Watch the rest of the Vandy player interviews (including a steady stream of clichés about how the Tennessee game is just the next game on the schedule) in the video above.

In early offshore lines, Tennessee a 3-point favorite over Vanderbilt

We’re waiting for Vegas books to weigh in, but Tennessee (4-6, 1-5 SEC) has opened offshore up as a 3-point favorite against Vanderbilt (6-4, 3-4). The teams meet Saturday at Neyland Stadium (TV: ESPN2, 7 p.m.)

The line means the game would essentially be even on a neutral site. We’ll see if the numbers change when Vegas opens a line later today.

When home-field advantage is factored in, Tennessee is a 2.5-point underdog in the newly updated Sagarin predictor ratings.
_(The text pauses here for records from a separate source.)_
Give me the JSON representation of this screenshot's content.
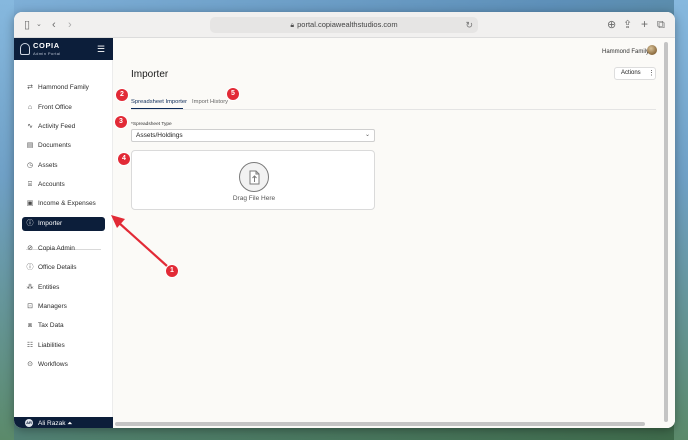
{
  "browser": {
    "url": "portal.copiawealthstudios.com"
  },
  "brand": {
    "name": "COPIA",
    "tagline": "Admin Portal",
    "navy": "#0c1e3a",
    "accent_red": "#e22a36"
  },
  "sidebar": {
    "items": [
      {
        "label": "Hammond Family",
        "icon": "swap-arrows-icon"
      },
      {
        "label": "Front Office",
        "icon": "building-icon"
      },
      {
        "label": "Activity Feed",
        "icon": "pulse-icon"
      },
      {
        "label": "Documents",
        "icon": "document-icon"
      },
      {
        "label": "Assets",
        "icon": "clock-icon"
      },
      {
        "label": "Accounts",
        "icon": "bank-icon"
      },
      {
        "label": "Income & Expenses",
        "icon": "wallet-icon"
      },
      {
        "label": "Importer",
        "icon": "info-circle-icon",
        "active": true
      }
    ],
    "items2": [
      {
        "label": "Copia Admin",
        "icon": "check-circle-icon"
      },
      {
        "label": "Office Details",
        "icon": "info-circle-icon"
      },
      {
        "label": "Entities",
        "icon": "hierarchy-icon"
      },
      {
        "label": "Managers",
        "icon": "briefcase-icon"
      },
      {
        "label": "Tax Data",
        "icon": "receipt-icon"
      },
      {
        "label": "Liabilities",
        "icon": "ledger-icon"
      },
      {
        "label": "Workflows",
        "icon": "flow-icon"
      }
    ],
    "footer": {
      "initials": "AR",
      "user": "Ali Razak ⏶"
    }
  },
  "header": {
    "user": "Hammond Family"
  },
  "main": {
    "title": "Importer",
    "actions_label": "Actions",
    "tabs": [
      {
        "label": "Spreadsheet Importer",
        "active": true
      },
      {
        "label": "Import History",
        "active": false
      }
    ],
    "field_label": "*Spreadsheet Type",
    "select_value": "Assets/Holdings",
    "dropzone_text": "Drag File Here"
  },
  "annotations": [
    "1",
    "2",
    "3",
    "4",
    "5"
  ]
}
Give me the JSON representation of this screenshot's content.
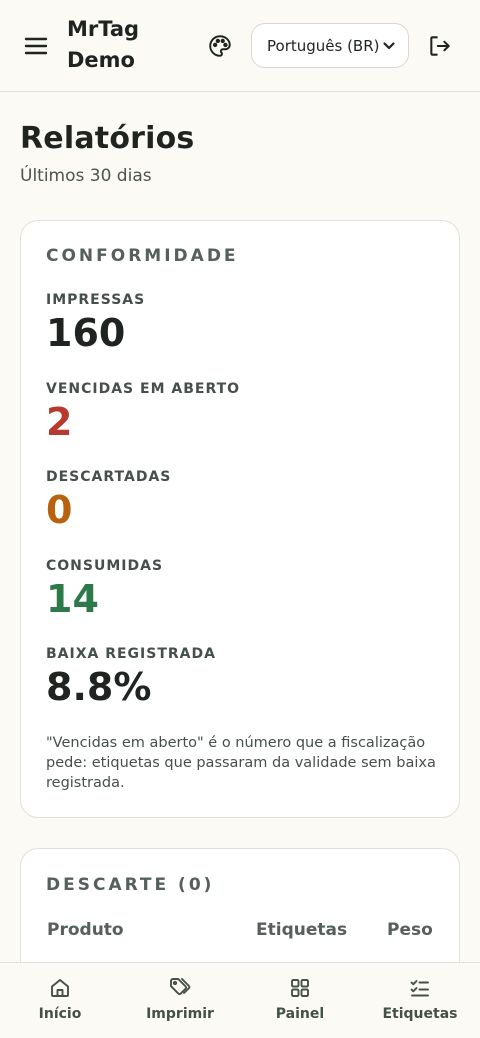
{
  "header": {
    "brand": "MrTag Demo",
    "language": "Português (BR)",
    "icons": [
      "menu-icon",
      "palette-icon",
      "chevron-down-icon",
      "logout-icon"
    ]
  },
  "page": {
    "title": "Relatórios",
    "subtitle": "Últimos 30 dias"
  },
  "compliance": {
    "heading": "CONFORMIDADE",
    "metrics": [
      {
        "label": "IMPRESSAS",
        "value": "160",
        "color": "#1f2421"
      },
      {
        "label": "VENCIDAS EM ABERTO",
        "value": "2",
        "color": "#b83a2f"
      },
      {
        "label": "DESCARTADAS",
        "value": "0",
        "color": "#b8620f"
      },
      {
        "label": "CONSUMIDAS",
        "value": "14",
        "color": "#2c7a4a"
      },
      {
        "label": "BAIXA REGISTRADA",
        "value": "8.8%",
        "color": "#1f2421"
      }
    ],
    "note": "\"Vencidas em aberto\" é o número que a fiscalização pede: etiquetas que passaram da validade sem baixa registrada."
  },
  "discard": {
    "heading": "DESCARTE (0)",
    "columns": [
      "Produto",
      "Etiquetas",
      "Peso"
    ]
  },
  "nav": {
    "items": [
      {
        "label": "Início",
        "icon": "home-icon"
      },
      {
        "label": "Imprimir",
        "icon": "tags-icon"
      },
      {
        "label": "Painel",
        "icon": "grid-icon"
      },
      {
        "label": "Etiquetas",
        "icon": "checklist-icon"
      }
    ]
  },
  "colors": {
    "background": "#fbfaf4",
    "card": "#ffffff",
    "border": "#e2e0d8",
    "danger": "#b83a2f",
    "warning": "#b8620f",
    "success": "#2c7a4a"
  }
}
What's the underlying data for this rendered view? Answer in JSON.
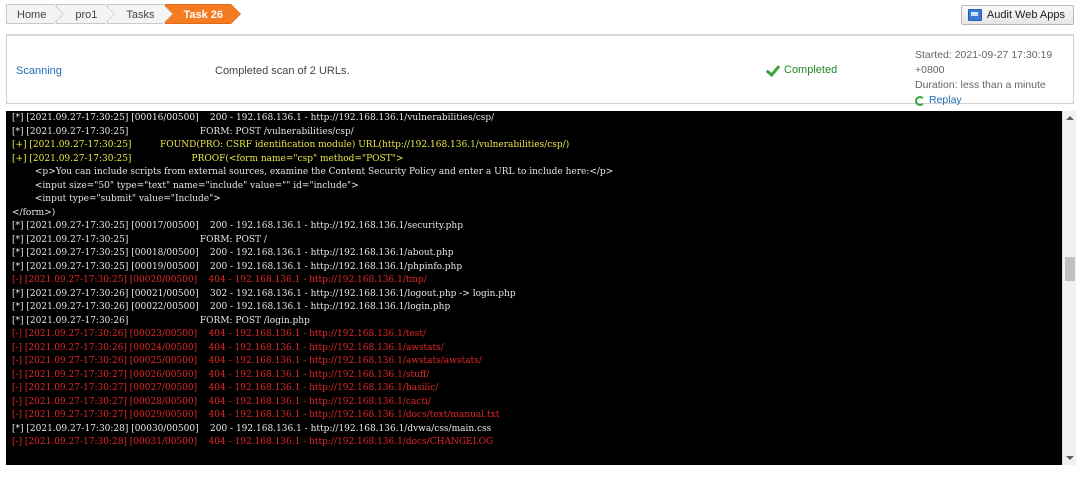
{
  "breadcrumb": [
    "Home",
    "pro1",
    "Tasks",
    "Task 26"
  ],
  "audit_button": "Audit Web Apps",
  "status": {
    "state": "Scanning",
    "message": "Completed scan of 2 URLs.",
    "completed": "Completed",
    "started": "Started: 2021-09-27 17:30:19 +0800",
    "duration": "Duration: less than a minute",
    "replay": "Replay"
  },
  "console": [
    {
      "t": "[*] [2021.09.27-17:30:25] [00016/00500]    200 - 192.168.136.1 - http://192.168.136.1/vulnerabilities/csp/",
      "c": "norm"
    },
    {
      "t": "[*] [2021.09.27-17:30:25]                         FORM: POST /vulnerabilities/csp/",
      "c": "norm"
    },
    {
      "t": "[+] [2021.09.27-17:30:25]          FOUND(PRO: CSRF identification module) URL(http://192.168.136.1/vulnerabilities/csp/)",
      "c": "found"
    },
    {
      "t": "[+] [2021.09.27-17:30:25]                     PROOF(<form name=\"csp\" method=\"POST\">",
      "c": "found"
    },
    {
      "t": "        <p>You can include scripts from external sources, examine the Content Security Policy and enter a URL to include here:</p>",
      "c": "norm"
    },
    {
      "t": "        <input size=\"50\" type=\"text\" name=\"include\" value=\"\" id=\"include\">",
      "c": "norm"
    },
    {
      "t": "        <input type=\"submit\" value=\"Include\">",
      "c": "norm"
    },
    {
      "t": "</form>)",
      "c": "norm"
    },
    {
      "t": "[*] [2021.09.27-17:30:25] [00017/00500]    200 - 192.168.136.1 - http://192.168.136.1/security.php",
      "c": "norm"
    },
    {
      "t": "[*] [2021.09.27-17:30:25]                         FORM: POST /",
      "c": "norm"
    },
    {
      "t": "[*] [2021.09.27-17:30:25] [00018/00500]    200 - 192.168.136.1 - http://192.168.136.1/about.php",
      "c": "norm"
    },
    {
      "t": "[*] [2021.09.27-17:30:25] [00019/00500]    200 - 192.168.136.1 - http://192.168.136.1/phpinfo.php",
      "c": "norm"
    },
    {
      "t": "[-] [2021.09.27-17:30:25] [00020/00500]    404 - 192.168.136.1 - http://192.168.136.1/tmp/",
      "c": "err"
    },
    {
      "t": "[*] [2021.09.27-17:30:26] [00021/00500]    302 - 192.168.136.1 - http://192.168.136.1/logout.php -> login.php",
      "c": "norm"
    },
    {
      "t": "[*] [2021.09.27-17:30:26] [00022/00500]    200 - 192.168.136.1 - http://192.168.136.1/login.php",
      "c": "norm"
    },
    {
      "t": "[*] [2021.09.27-17:30:26]                         FORM: POST /login.php",
      "c": "norm"
    },
    {
      "t": "[-] [2021.09.27-17:30:26] [00023/00500]    404 - 192.168.136.1 - http://192.168.136.1/test/",
      "c": "err"
    },
    {
      "t": "[-] [2021.09.27-17:30:26] [00024/00500]    404 - 192.168.136.1 - http://192.168.136.1/awstats/",
      "c": "err"
    },
    {
      "t": "[-] [2021.09.27-17:30:26] [00025/00500]    404 - 192.168.136.1 - http://192.168.136.1/awstats/awstats/",
      "c": "err"
    },
    {
      "t": "[-] [2021.09.27-17:30:27] [00026/00500]    404 - 192.168.136.1 - http://192.168.136.1/stuff/",
      "c": "err"
    },
    {
      "t": "[-] [2021.09.27-17:30:27] [00027/00500]    404 - 192.168.136.1 - http://192.168.136.1/basilic/",
      "c": "err"
    },
    {
      "t": "[-] [2021.09.27-17:30:27] [00028/00500]    404 - 192.168.136.1 - http://192.168.136.1/cacti/",
      "c": "err"
    },
    {
      "t": "[-] [2021.09.27-17:30:27] [00029/00500]    404 - 192.168.136.1 - http://192.168.136.1/docs/text/manual.txt",
      "c": "err"
    },
    {
      "t": "[*] [2021.09.27-17:30:28] [00030/00500]    200 - 192.168.136.1 - http://192.168.136.1/dvwa/css/main.css",
      "c": "norm"
    },
    {
      "t": "[-] [2021.09.27-17:30:28] [00031/00500]    404 - 192.168.136.1 - http://192.168.136.1/docs/CHANGELOG",
      "c": "err"
    }
  ]
}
Vols’ bowl chances drop to 29 percent, but 2-0 finish still possible (with video)

KNOXVILLE, Tennessee — Tennessee Vols keep losing and its opponent keep looking tougher.

Those have been the two big reasons the Vols’ likelihood of being bowl eligible has continued to slip in each week of our projections.

After Tennessee’s third consecutive loss and Vanderbilt’s impressive win at Florida, I’m now projecting the Commodores as a 2-point favorite at Neyland Stadium on Nov. 23 based on the current Sagarin ratings. That drops the Vols’ estimated likelihood of winning to 47 percent (down from 53 percent the last time we ran the simulation.

If Tennessee loses to Vanderbilt, the final game at Kentucky on Nov. 30 won’t matter as much. I’m giving the Vols a 4-point edge based on the Sagarin ratings, although I predict the actual point spread (and the final score) will be larger. In any case, that gives UT a 62 percent chance of winning (down from 64 percent a week ago).

With only two games left, running a simulation really isn’t necessary. We can quickly calculate the odds of going 2-0 (29.1 percent), 0-2 (20.1 percent) and 1-1 (50.8 percent).

We ran the simulation about 1,000 times and it was, in fact, very close to those numbers. (The longer I run the simulation, the more it should approach the numbers above).

Simulated results of UT's season, updated Nov. 10, 2013

The Vols’ likelihood of making a bowl has continued to drop since we started these projections.

Infographic  UT's bowl chances over time

Later in the week, we’ll take a look at where Tennessee might end up if the Vols reach .500. I’ll update last week’s bowl projections to reflect recent games and change some bowl estimates that people complained about (like Mizzou to the Sugar).